A Trojan heist on 30 US financial institutions that saw cyber-criminals make off with US$5m is a warning shot for Irish banks to be on the lookout for sophisticated threats.
RSA, EMC’s security division, has uncovered plans by a cyber gang to launch a Trojan attack spree on the banks this autumn, making it the largest-ever organised banking Trojan operation.
A Trojan is a type of malware that masquerades as a legitimate file or programme, giving the hacker unauthorised access to a computer to steal information.
The cyber gang plans to deploy the Trojan in an effort to complete fraudulent wire transfers through man-in-the-middle manual session-hijacking scenarios.

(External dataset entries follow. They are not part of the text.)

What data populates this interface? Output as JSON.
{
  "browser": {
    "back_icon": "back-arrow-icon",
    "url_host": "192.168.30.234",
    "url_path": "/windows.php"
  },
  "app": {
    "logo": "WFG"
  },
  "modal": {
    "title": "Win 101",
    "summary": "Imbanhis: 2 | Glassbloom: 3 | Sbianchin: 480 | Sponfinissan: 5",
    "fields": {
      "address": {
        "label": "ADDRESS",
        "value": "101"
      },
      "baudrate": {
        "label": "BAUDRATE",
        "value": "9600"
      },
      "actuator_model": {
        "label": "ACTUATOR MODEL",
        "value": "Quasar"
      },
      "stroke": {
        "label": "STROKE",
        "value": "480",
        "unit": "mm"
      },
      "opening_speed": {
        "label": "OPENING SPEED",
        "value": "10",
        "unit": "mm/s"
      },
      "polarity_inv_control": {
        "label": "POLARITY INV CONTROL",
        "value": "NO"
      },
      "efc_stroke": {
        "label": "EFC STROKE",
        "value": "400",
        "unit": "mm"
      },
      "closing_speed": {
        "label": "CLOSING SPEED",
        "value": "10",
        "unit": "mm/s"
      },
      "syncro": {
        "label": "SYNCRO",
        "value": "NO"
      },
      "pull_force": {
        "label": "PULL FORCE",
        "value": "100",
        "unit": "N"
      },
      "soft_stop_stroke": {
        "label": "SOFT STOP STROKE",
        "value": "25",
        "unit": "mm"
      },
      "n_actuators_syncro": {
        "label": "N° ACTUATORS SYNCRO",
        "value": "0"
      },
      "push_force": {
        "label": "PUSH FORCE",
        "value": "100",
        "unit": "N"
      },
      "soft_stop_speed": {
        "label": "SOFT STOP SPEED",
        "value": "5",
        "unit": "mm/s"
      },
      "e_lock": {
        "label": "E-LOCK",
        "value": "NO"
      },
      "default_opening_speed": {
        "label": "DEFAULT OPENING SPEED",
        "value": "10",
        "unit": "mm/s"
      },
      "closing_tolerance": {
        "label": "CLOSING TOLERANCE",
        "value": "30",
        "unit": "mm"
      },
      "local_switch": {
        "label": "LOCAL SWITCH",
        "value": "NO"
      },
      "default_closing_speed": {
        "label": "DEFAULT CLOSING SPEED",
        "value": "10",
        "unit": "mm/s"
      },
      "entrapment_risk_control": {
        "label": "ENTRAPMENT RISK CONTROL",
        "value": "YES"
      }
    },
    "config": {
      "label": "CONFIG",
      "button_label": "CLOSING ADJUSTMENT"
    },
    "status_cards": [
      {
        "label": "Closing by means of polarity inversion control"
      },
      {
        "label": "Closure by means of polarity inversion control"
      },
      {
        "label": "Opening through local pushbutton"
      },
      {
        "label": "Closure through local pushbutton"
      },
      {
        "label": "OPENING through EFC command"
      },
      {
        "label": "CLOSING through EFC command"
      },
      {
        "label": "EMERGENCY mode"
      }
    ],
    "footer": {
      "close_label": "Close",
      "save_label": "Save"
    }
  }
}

Previous incidents involving this Trojan, known as Gozi Prinimalka, handled by RSA appear to corroborate the cyber gang’s claims that, since 2008, their Trojan has been at the source of siphoning US$5m from US bank accounts.
Jason Ward, EMC’s country manager for Ireland, described the attempted heist as a "wake-up call" for Irish banks which need to take urgent steps to protect themselves against new cyber threats that are persistent, dynamic and intelligent.
“Today’s IT organisations are in a constant state of compromise from new sophisticated cyber threats,” Ward explained.
“The world’s cyber threat landscape is evolving at pace. Of the 60m variants of malware in existence today, one-third were created last year. Increasingly, the human firewall is being breached, with cyber-criminals shifting their focus from technology to people in a bid to infiltrate companies and governments by exploiting our weaknesses,” he said.
The rise of the botmasters
In a boot camp-style process, accomplice 'botmasters', who control pieces of malware, are selected and trained, becoming entitled to a percentage of the funds they siphon from victims’ bank accounts into mule accounts controlled by the cyber gang.
Each 'botmaster' selects their own ‘investor’ who will put down the money needed to buy equipment for the operation - servers, laptops and so on - with the incentive of sharing in the illicit profits.
The gang and a long list of other accomplices will reap their share of the spoils, including the money-mule herder and malware developers.
“This plot shows that Irish organisations, including banks, need to defend themselves from attack through intelligence-driven information security, collecting reliable cyber security data and researching prospective cyber adversaries to better understand risk and learn about why and how attacks occur.
“New skills must be developed in the IT team to produce and analyse intelligence and identify normal and abnormal system and end-user behaviour. Organisations must continuously monitor IT systems, restrict network access to privileged users, limit or block access to high-risk websites or social networks, and make investment in IT security an executive leadership priority.
“We need to stay ahead of a new generation of cyber-criminals whose sophisticated attacks are part of a pattern of organised crime, espionage and terrorism,” Ward warned.
Hacker image via Shutterstock